Radio is not only poised for continued success today but technology is also ensuring radio’s role in tomorrow’s communications mix. Advancements like CODI, a global audience communication platform, are turning audio content into passively delivered targeted digital messages and content, special offers, exclusive invitations, and a direct link for one-click purchases. To learn more, please contact me at email@example.com.
In today’s economy, if your research expenditures are not adding to your bottom line, you’re wasting money. Eye movement noting, brand recall and expressed purchase intent are tools from the 1960’s and 1970’s that are meant to protect research departments from catastrophic failure, not provide tactical approaches for how packaging, ads and video content can better connect and influence target audiences. These legacy approaches were never designed for today’s new world of mobile platforms, millions of pre-roll ads, a digital economy, mega-supermarkets, television commercial avoidance, and small, yet valuable, magazine audiences.
Here are a few facts we have uncovered as part of our brand communications research:
• While magazine audiences have shrunk, highly engaging print ads are working better than ever in this medium.
• A pre-roll ad with high engagement during the first 5 seconds can persuade over 400% better than one that doesn’t capture attention.
• Display advertising is not as dependent upon viewability as it is on engagement. Most “in your face” banner ads are being completely ignored.
• What does it take to get a shopper to stop and consider your product when shopping an Amazon, Walmart or Target shopping site? Hint: It’s not what you think. Rather it is the engagement with your product’s picture in the posting. The higher the engagement level, the more copy readership and consideration to purchase.
• Do TV ad GRPs make a difference in persuasion? Not as much as you might think. Some of the most repeated commercials on air quickly lose engagement and their zapping (or ignoring) skyrockets. The right balance of reach and engagement is critical.
Given these realities it’s high time for research technology to address today’s world of binge viewing, mobile advertising, streaming videos, e-commerce and mega shopping stores. At PTG we have moved well beyond eye movement noting, brand recall scores and expressed purchase intent to give our clients an objective measure of engagement that leads to increased purchase behavior.
PTG incorporates a non-invasive biometric indicator called Saccadic Eye Movement into our copy testing and package testing methodologies. In simple terms, saccadic eye movement reflects the cognitive processes the brain uses to capture visual information.

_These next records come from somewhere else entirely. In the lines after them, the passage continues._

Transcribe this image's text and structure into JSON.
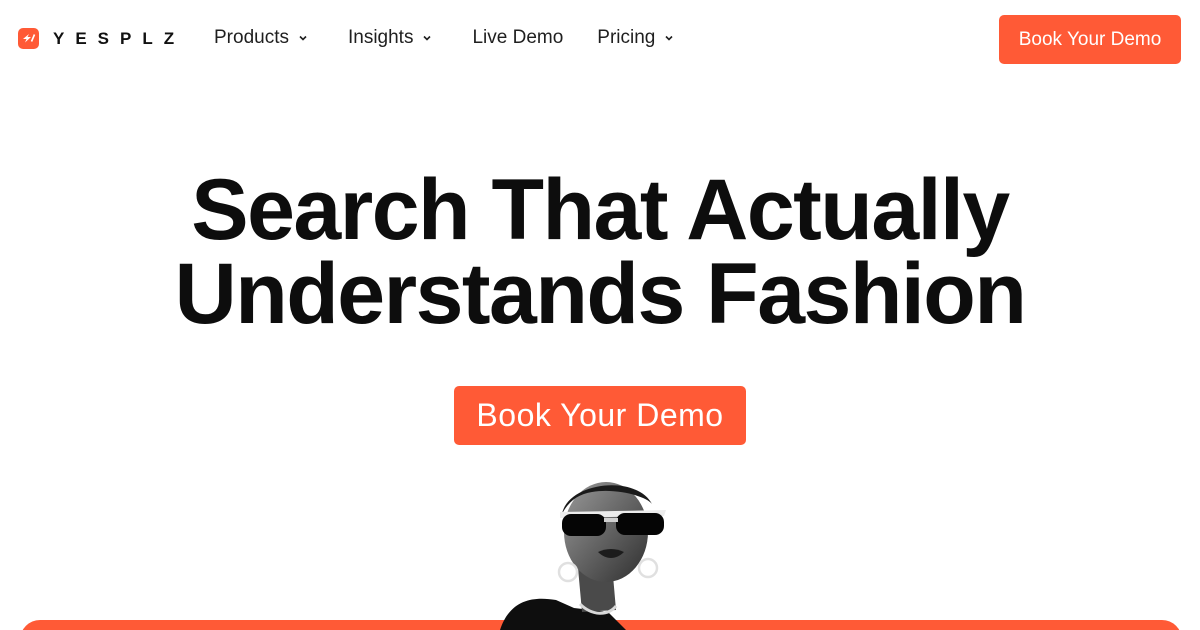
{
  "brand": {
    "name": "YESPLZ",
    "accent": "#ff5a36"
  },
  "nav": {
    "items": [
      {
        "label": "Products",
        "has_dropdown": true
      },
      {
        "label": "Insights",
        "has_dropdown": true
      },
      {
        "label": "Live Demo",
        "has_dropdown": false
      },
      {
        "label": "Pricing",
        "has_dropdown": true
      }
    ],
    "cta_label": "Book Your Demo"
  },
  "hero": {
    "title_line1": "Search That Actually",
    "title_line2": "Understands Fashion",
    "cta_label": "Book Your Demo"
  },
  "icons": [
    "yesplz-logo-icon",
    "chevron-down-icon"
  ]
}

More specifically, in order for the brain to gain a visual picture of a stimulus, the eye must vibrate and provide constant streams of information to the center of the retina called the fovea. The more visual information the brain wants, the more actively the eye vibrates. These mini-movements are known as macro-saccades. In order for the brain to remember a specific visual, the eye fixates and stops moving for a fraction of a second. These macro-saccades and fixations reflect an objective level of respondent behavioral engagement that is uniquely recorded by PTG’s patented Saccadic Eye Movement Recorder.
Saccadic e-Motion, as we fondly refer to the technology, measures second-by-second visual engagement as well as element-by-element eye tracking and allows us to pinpoint specific areas where our clients can make small changes to their advertising that make a big impact in sales performance.
To learn more, feel free to reach me at firstname.lastname@example.org.